  2. That was the way clothes were dried for ages and I had helped many times to wash the iron clothes lines wires off with a wet rag. And we hung the underwear and holes in the toes socks on the line closest to the house so the passersby couldn't see them. It saves a whopping amount of electricity or natural gas.

  3. I am thankful for my dryer but love the smell of sheets that have been dried on the line. Used to dry everything outside when my kids were young and we lived on the farm and the sheets always went on the outside of the lines! I have an inside dryer rack I use sometimes, too.
    I have never frozen the rolls, Amber, but see no reason why they would not freeze well once cooked. When I make them for Bob and me, I make half the recipe. They don't last long. Have a good weekend.
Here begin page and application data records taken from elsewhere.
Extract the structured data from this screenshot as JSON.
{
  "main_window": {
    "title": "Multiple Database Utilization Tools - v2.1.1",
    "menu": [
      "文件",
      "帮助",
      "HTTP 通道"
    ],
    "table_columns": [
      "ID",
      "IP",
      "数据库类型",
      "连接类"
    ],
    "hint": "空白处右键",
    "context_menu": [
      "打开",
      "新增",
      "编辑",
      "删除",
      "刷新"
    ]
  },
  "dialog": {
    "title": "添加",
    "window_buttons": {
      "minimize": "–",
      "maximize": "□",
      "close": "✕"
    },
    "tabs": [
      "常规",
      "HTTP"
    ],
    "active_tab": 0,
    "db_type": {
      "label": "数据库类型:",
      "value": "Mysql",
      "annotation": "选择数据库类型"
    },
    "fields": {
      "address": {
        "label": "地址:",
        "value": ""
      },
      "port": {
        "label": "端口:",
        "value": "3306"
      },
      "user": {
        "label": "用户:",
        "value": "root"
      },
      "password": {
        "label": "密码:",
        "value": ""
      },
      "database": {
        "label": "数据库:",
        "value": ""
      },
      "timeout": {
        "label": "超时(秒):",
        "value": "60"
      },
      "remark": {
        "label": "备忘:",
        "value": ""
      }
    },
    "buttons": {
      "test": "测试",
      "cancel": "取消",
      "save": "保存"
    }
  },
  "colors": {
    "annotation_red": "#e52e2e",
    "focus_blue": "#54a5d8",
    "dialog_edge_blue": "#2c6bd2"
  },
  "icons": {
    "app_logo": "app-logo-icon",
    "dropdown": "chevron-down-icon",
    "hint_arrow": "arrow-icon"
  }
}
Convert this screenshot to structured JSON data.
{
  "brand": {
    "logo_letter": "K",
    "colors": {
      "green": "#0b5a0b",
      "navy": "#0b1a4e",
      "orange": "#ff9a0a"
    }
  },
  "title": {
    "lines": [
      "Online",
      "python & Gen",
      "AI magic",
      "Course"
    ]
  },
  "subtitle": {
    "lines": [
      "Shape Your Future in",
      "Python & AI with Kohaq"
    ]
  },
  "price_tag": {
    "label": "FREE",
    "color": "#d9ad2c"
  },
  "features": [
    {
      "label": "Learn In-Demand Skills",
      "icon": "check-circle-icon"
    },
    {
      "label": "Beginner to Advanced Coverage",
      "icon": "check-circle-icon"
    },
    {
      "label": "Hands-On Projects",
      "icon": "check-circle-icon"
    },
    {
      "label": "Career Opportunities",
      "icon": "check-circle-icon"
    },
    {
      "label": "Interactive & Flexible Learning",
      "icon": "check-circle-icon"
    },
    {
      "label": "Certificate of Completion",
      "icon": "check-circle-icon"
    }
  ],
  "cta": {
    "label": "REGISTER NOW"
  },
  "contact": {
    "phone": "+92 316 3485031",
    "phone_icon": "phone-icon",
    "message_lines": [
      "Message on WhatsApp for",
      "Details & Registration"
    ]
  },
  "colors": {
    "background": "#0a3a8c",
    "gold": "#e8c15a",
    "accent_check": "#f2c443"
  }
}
  4. As a child I loved the "job" of hanging the laundry outdoors! But I look at old black and white photos and see evidence of the rainy days when the laundry was hung inside on racks and indoor lines and chairbacks - by a very tired young mother who was not smiling into the camera. I still love wooden clothes pins and keep them around the house - constantly inventing uses for them!

  5. The dryer is one of our biggest energy hogs.
    However, this year in Arkansas, my April wash would still be on the line waiting for a sunny day.
    While I know dryers eat the cloths up for that lint is just part of your clothes that no longer cares. Still, I do love the oonvience and the softness of dryer clothes. Guess I am hooked.

  6. Thanks for the birthday wishes it was such a fun day and you know I'm stretching it out for as long as I can (at least through the weekend). I loved your post, ideed their is a right and wrong way to hang out clothing. I love to see sheets and quilts hanging on the line, really is homey and comforting.

    Hope you have a wonderful weekend.